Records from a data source
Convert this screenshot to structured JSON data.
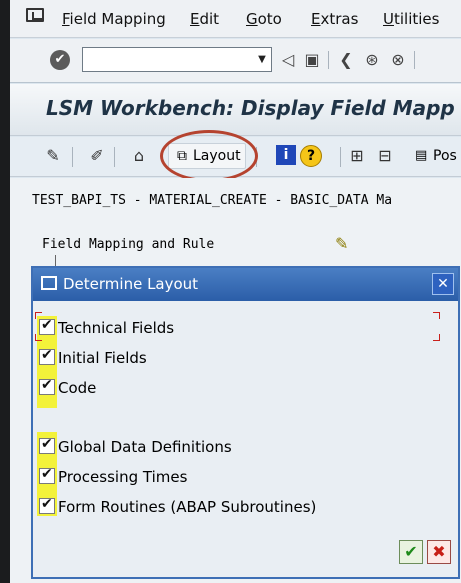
{
  "menu": {
    "items": [
      "Field Mapping",
      "Edit",
      "Goto",
      "Extras",
      "Utilities"
    ]
  },
  "toolbar": {
    "command_field_value": ""
  },
  "title": "LSM Workbench: Display Field Mapp",
  "app_toolbar": {
    "layout_label": "Layout",
    "pos_label": "Pos"
  },
  "content": {
    "line1": "TEST_BAPI_TS - MATERIAL_CREATE - BASIC_DATA Ma",
    "line2": "Field Mapping and Rule"
  },
  "dialog": {
    "title": "Determine Layout",
    "options": [
      {
        "label": "Technical Fields",
        "checked": true
      },
      {
        "label": "Initial Fields",
        "checked": true
      },
      {
        "label": "Code",
        "checked": true
      },
      {
        "label": "Global Data Definitions",
        "checked": true
      },
      {
        "label": "Processing Times",
        "checked": true
      },
      {
        "label": "Form Routines (ABAP Subroutines)",
        "checked": true
      }
    ]
  },
  "colors": {
    "highlight": "#f3f23a",
    "annotation_ring": "#b5432f",
    "dialog_title": "#2b5ea8"
  }
}
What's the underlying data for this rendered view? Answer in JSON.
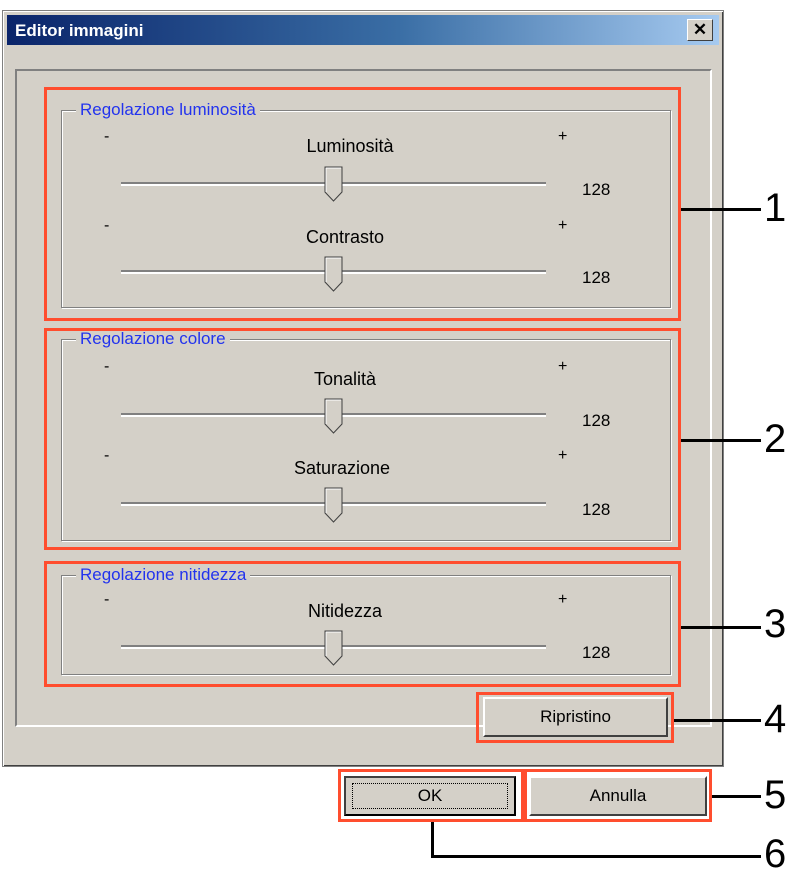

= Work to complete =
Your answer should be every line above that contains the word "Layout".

= Written answer =
    "layout_label": "Layout",
    "title": "Determine Layout",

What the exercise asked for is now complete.